my concern is when a client expects me to make what, in hisser eyes, is a quick change--like all of a sudden making rollover image-swapping features on every page because heesh has seen it done in frontpage. the fact that heesh has seen it done in a drag and drop fashion makes hirm feel that a rate increase is not justified.
the same client i ranted about earlier in this thread wanted me to post a six page site to his server for $25. heesh figured that because heesh layed it out in powerpoint and saved it as an HTML file that i could just zap it up. no thought whatsoever to the horrendous code behind the scenes--when i couldn't get it to render heesh accused me of not knowing what i was doing--he then got an earful.
my point is, i can do it well and you need it done, that requires compensation on your part. the more complex, the higher the price. just because it can be done easily in frontpage doesn't mean it is quality work. if my client pays me to use outdated techniques, and to ignore such things as SEO, browser optimization, and screen resolution, i will do it but my concerns will be voiced in the contract.

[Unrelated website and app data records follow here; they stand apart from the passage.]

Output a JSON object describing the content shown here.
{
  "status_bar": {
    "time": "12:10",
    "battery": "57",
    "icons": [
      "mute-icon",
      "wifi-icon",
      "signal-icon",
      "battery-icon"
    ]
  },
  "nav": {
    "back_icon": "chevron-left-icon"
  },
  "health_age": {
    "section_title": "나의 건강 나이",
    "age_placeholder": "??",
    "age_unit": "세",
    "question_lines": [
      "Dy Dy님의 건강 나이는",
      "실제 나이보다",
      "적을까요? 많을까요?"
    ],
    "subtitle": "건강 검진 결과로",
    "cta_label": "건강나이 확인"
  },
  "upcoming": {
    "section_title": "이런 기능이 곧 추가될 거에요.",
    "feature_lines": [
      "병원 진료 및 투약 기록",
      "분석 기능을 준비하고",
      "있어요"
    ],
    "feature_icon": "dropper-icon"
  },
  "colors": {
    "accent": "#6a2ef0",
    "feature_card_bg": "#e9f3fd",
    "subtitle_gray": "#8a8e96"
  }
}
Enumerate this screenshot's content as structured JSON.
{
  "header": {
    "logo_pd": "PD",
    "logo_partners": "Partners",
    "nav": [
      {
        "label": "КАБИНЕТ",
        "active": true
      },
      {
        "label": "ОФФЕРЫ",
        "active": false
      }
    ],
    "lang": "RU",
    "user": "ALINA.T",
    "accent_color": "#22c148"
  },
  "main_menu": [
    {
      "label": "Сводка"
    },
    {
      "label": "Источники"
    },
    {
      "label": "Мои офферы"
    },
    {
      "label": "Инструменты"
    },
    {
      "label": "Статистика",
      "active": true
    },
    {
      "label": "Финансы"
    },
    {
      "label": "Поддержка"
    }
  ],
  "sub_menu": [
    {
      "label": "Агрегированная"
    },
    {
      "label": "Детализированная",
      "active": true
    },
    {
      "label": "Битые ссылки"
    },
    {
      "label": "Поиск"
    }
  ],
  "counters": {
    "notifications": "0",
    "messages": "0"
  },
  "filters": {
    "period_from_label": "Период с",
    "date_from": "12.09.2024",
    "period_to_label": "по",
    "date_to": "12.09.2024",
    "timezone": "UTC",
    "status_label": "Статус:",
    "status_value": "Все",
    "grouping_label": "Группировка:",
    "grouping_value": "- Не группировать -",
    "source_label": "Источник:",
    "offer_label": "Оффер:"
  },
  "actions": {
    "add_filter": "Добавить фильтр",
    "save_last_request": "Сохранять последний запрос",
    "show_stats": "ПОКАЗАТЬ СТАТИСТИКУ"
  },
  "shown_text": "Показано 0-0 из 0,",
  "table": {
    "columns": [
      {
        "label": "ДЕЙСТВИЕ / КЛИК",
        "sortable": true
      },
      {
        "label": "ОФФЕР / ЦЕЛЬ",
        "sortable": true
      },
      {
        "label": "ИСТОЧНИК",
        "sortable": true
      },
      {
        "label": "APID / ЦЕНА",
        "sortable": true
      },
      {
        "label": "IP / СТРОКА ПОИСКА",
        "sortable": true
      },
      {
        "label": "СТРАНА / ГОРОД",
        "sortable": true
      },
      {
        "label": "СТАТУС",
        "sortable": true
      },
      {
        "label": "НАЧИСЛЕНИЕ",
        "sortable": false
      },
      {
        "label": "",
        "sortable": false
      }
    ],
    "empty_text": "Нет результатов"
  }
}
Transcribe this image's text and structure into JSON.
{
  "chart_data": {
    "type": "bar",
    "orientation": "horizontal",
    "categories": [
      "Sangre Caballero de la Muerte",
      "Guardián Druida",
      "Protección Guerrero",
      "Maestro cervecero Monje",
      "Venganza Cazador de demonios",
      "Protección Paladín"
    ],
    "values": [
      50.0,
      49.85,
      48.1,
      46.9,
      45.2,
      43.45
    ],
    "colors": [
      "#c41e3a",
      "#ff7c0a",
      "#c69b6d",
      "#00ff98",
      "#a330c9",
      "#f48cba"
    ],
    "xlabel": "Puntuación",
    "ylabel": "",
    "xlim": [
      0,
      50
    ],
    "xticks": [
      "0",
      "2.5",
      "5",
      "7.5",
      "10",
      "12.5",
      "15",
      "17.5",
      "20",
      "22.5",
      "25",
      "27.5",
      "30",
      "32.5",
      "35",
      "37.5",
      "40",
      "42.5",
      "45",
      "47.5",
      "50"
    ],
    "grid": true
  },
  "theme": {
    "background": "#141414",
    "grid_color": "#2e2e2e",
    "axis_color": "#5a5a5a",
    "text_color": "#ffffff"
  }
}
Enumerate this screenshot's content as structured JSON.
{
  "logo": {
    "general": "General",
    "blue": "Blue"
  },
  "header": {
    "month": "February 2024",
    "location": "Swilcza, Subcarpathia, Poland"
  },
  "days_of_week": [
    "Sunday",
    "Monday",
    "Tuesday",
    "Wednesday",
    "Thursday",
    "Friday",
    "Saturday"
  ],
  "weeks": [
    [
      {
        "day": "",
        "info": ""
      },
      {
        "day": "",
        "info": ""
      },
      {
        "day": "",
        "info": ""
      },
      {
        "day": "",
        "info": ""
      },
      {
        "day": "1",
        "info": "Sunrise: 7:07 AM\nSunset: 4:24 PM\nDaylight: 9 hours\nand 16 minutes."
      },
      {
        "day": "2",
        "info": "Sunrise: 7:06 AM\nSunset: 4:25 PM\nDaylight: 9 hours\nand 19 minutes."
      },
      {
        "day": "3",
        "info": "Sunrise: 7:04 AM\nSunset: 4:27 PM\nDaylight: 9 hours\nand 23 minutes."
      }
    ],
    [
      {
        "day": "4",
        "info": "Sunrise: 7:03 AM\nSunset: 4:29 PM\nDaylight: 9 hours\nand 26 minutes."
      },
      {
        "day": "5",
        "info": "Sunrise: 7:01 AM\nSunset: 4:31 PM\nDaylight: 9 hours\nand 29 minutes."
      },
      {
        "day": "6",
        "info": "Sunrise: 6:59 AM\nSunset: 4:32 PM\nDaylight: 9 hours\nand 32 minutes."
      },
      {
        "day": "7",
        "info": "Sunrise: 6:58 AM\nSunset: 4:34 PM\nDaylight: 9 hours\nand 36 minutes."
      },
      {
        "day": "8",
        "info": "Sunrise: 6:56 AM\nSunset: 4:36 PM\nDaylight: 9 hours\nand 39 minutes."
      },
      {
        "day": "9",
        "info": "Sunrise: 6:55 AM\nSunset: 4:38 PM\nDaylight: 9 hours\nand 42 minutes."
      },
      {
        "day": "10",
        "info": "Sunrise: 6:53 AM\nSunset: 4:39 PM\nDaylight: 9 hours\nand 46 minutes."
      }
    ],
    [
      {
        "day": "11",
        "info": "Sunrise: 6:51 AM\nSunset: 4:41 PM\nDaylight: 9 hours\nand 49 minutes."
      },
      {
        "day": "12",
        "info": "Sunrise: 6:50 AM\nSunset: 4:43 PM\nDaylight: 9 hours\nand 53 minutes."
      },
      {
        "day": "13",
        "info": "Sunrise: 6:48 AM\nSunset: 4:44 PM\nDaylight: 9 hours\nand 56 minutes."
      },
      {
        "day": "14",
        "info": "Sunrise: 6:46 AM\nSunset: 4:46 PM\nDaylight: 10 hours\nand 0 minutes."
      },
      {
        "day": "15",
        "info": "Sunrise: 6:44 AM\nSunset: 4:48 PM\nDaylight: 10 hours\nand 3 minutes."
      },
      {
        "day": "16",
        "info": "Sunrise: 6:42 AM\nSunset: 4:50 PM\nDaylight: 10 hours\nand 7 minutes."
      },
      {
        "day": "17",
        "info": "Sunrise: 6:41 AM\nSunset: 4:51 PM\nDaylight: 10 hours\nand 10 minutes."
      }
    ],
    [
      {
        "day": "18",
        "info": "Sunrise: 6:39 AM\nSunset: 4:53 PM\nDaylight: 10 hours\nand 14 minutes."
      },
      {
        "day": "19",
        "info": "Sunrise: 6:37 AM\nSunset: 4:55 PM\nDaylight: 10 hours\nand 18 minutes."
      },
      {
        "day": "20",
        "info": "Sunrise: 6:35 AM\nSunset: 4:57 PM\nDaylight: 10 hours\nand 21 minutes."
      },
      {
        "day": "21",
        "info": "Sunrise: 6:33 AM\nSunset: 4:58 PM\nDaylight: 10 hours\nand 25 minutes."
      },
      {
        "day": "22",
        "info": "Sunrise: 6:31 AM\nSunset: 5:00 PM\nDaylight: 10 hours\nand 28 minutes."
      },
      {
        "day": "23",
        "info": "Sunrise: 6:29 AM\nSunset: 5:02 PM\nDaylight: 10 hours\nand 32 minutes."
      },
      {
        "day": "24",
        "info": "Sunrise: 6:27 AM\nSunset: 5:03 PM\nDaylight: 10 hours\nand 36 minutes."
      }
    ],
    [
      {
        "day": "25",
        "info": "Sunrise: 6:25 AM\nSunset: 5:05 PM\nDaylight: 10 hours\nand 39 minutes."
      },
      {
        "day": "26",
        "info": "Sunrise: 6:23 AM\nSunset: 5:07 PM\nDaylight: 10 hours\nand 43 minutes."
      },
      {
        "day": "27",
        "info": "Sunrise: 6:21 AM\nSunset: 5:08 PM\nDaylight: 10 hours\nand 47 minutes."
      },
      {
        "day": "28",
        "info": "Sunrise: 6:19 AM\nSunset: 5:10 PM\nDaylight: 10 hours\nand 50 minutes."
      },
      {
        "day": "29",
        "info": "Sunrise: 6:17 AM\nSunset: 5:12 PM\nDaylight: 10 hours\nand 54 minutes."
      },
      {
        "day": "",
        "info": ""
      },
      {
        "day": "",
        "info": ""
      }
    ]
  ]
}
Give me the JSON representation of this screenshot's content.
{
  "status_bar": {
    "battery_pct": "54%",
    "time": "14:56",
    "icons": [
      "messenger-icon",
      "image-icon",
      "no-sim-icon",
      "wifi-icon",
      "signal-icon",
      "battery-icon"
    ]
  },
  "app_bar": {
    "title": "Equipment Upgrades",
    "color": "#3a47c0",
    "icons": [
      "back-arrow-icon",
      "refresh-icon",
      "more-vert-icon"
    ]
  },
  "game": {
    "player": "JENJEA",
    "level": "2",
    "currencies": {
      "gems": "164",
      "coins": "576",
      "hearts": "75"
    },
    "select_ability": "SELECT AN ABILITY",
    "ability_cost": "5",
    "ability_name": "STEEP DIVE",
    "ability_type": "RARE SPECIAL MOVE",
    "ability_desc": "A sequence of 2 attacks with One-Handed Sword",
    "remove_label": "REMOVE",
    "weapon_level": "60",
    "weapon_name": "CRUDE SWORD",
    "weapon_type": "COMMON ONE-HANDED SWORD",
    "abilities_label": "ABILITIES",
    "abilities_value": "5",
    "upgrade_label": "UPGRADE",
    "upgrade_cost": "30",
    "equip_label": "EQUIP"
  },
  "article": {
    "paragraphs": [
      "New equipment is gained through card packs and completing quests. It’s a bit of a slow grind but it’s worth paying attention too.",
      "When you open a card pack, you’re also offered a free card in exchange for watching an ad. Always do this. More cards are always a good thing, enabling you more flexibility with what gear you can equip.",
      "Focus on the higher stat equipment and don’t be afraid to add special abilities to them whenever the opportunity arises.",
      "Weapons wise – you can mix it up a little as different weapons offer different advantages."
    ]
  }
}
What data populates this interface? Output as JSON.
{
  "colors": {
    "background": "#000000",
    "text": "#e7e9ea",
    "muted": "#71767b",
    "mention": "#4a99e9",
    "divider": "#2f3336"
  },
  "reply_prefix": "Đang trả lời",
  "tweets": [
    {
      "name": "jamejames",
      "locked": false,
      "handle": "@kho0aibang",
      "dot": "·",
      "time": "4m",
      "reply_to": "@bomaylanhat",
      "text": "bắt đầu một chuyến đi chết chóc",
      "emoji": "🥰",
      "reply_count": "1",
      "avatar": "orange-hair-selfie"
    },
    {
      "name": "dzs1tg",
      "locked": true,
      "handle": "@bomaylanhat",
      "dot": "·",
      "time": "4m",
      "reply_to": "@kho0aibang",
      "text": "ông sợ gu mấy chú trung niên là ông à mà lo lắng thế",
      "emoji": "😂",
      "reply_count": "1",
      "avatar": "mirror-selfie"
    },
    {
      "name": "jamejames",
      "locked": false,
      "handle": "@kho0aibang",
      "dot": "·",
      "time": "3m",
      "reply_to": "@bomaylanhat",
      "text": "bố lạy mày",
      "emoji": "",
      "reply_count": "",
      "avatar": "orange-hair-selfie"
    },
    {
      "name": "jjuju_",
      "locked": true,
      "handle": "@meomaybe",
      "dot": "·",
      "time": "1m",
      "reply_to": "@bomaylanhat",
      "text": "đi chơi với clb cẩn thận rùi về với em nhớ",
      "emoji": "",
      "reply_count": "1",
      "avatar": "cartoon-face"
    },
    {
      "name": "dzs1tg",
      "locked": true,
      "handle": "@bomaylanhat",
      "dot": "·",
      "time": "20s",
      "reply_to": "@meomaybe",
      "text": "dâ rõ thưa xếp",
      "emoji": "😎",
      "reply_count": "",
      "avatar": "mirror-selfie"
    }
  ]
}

you can go to your mechanic and ask for square wheels, don't be surprised when the car doesn't work, and don't hold the mechanic responsible if he tells you so before hand.
(not a flame)
I have personally done heart surgery (really - not kidding). Good website design is harder.
I have personally done rocket science (really -- H-infinity control systems design and optimization -- no kidding!) Good website design is harder.
I have personally been an executive of a successful corporation, a manager of over 500 shift workers in a single room, married (twice), a father of 4 children (by two women), a brother to 5 siblings, a college professor -- you guessed it -- good website design is harder.
Hahahahaha. Now poor website design, now that seems to be way easy!
The trouble is, when I start going on to explaining all the different languages we write and applications we use the "web design is easy" brigade's eyes glaze over - it's gobbledy goop to them. PHP? SOAP? XML? WAH?
It does help that I am a woman (despite my moniker here) - that seems to win some amount of surprise and even respect among some of the "web design is easy" idiots (but I wonder if some of them are thinking, "Well if a woman can do it, then it can't be that hard!"!).
And anyone can do the above. But not everyone can do the above with the skill to actually get paid for doing what they do.
I would like to see some of the people having a go at webmasters explain how google indexes sites, for example. Or why frames are difficult on a website. Or how to implement a session cookie or explain what one is for. And that is just the basics...
My current favorite question is this:
Did you ever have to optimize a site you were working on, for marketing purposes? If yes, please explain some specific details of what you did, and how well it worked.
Then sit back and be entertained -- you get everything from wacko understanding of what "marketing" is, to monologues on meta tag strategies, and some very, very creative explanation sof what we might call "outcome metrics".
Is our industry still seen as a micky mouse one by most?
In 99, one smart guy told me "You people have no idea how little you are
worth in the real world."
Of course, I had all the usual arguments about how it's more than just
HTML, and that there is a huge difference between somebody taking a short course
and a seasoned professional...
Anyway, it took me more than 3 years to realize that he was right.